Please write out each entry below exactly as it appears.

Top of RECORDS SHOWN

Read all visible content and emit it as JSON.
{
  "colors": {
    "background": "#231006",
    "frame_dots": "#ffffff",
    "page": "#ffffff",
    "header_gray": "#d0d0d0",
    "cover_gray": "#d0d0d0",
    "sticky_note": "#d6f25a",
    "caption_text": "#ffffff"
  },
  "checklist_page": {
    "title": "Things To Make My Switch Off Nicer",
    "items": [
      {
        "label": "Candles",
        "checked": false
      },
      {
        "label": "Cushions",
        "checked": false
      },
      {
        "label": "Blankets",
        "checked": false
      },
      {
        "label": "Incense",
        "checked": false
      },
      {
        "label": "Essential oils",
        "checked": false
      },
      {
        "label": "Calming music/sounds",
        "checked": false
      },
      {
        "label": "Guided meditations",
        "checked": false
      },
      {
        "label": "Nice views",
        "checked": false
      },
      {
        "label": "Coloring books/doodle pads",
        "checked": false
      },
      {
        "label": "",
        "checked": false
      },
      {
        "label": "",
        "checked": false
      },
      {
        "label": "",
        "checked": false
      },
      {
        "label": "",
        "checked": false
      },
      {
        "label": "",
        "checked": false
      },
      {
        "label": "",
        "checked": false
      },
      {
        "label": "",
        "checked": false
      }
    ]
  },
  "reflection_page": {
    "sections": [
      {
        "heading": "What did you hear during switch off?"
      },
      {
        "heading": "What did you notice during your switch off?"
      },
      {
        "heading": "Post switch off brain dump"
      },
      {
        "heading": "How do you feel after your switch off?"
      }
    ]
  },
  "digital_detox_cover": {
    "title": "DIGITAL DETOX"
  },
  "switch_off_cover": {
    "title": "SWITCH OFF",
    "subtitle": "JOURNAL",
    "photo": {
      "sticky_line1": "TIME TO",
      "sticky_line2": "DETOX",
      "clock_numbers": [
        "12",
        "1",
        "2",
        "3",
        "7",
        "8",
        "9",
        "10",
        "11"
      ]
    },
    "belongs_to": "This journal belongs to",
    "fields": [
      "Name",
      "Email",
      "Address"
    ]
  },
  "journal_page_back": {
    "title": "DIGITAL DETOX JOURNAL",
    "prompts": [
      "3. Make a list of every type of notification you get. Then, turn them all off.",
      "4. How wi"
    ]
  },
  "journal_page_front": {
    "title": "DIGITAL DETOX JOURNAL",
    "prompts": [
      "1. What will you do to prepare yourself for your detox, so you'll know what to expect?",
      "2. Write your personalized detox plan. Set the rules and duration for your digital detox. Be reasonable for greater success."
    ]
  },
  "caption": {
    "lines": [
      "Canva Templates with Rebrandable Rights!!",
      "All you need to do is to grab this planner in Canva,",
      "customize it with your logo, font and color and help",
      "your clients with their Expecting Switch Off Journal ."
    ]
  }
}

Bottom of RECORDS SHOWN

- RESPONSE TO THE TASK -
Read all visible content and emit it as JSON.
{
  "colors": {
    "background": "#231006",
    "frame_dots": "#ffffff",
    "page": "#ffffff",
    "header_gray": "#d0d0d0",
    "cover_gray": "#d0d0d0",
    "sticky_note": "#d6f25a",
    "caption_text": "#ffffff"
  },
  "checklist_page": {
    "title": "Things To Make My Switch Off Nicer",
    "items": [
      {
        "label": "Candles",
        "checked": false
      },
      {
        "label": "Cushions",
        "checked": false
      },
      {
        "label": "Blankets",
        "checked": false
      },
      {
        "label": "Incense",
        "checked": false
      },
      {
        "label": "Essential oils",
        "checked": false
      },
      {
        "label": "Calming music/sounds",
        "checked": false
      },
      {
        "label": "Guided meditations",
        "checked": false
      },
      {
        "label": "Nice views",
        "checked": false
      },
      {
        "label": "Coloring books/doodle pads",
        "checked": false
      },
      {
        "label": "",
        "checked": false
      },
      {
        "label": "",
        "checked": false
      },
      {
        "label": "",
        "checked": false
      },
      {
        "label": "",
        "checked": false
      },
      {
        "label": "",
        "checked": false
      },
      {
        "label": "",
        "checked": false
      },
      {
        "label": "",
        "checked": false
      }
    ]
  },
  "reflection_page": {
    "sections": [
      {
        "heading": "What did you hear during switch off?"
      },
      {
        "heading": "What did you notice during your switch off?"
      },
      {
        "heading": "Post switch off brain dump"
      },
      {
        "heading": "How do you feel after your switch off?"
      }
    ]
  },
  "digital_detox_cover": {
    "title": "DIGITAL DETOX"
  },
  "switch_off_cover": {
    "title": "SWITCH OFF",
    "subtitle": "JOURNAL",
    "photo": {
      "sticky_line1": "TIME TO",
      "sticky_line2": "DETOX",
      "clock_numbers": [
        "12",
        "1",
        "2",
        "3",
        "7",
        "8",
        "9",
        "10",
        "11"
      ]
    },
    "belongs_to": "This journal belongs to",
    "fields": [
      "Name",
      "Email",
      "Address"
    ]
  },
  "journal_page_back": {
    "title": "DIGITAL DETOX JOURNAL",
    "prompts": [
      "3. Make a list of every type of notification you get. Then, turn them all off.",
      "4. How wi"
    ]
  },
  "journal_page_front": {
    "title": "DIGITAL DETOX JOURNAL",
    "prompts": [
      "1. What will you do to prepare yourself for your detox, so you'll know what to expect?",
      "2. Write your personalized detox plan. Set the rules and duration for your digital detox. Be reasonable for greater success."
    ]
  },
  "caption": {
    "lines": [
      "Canva Templates with Rebrandable Rights!!",
      "All you need to do is to grab this planner in Canva,",
      "customize it with your logo, font and color and help",
      "your clients with their Expecting Switch Off Journal ."
    ]
  }
}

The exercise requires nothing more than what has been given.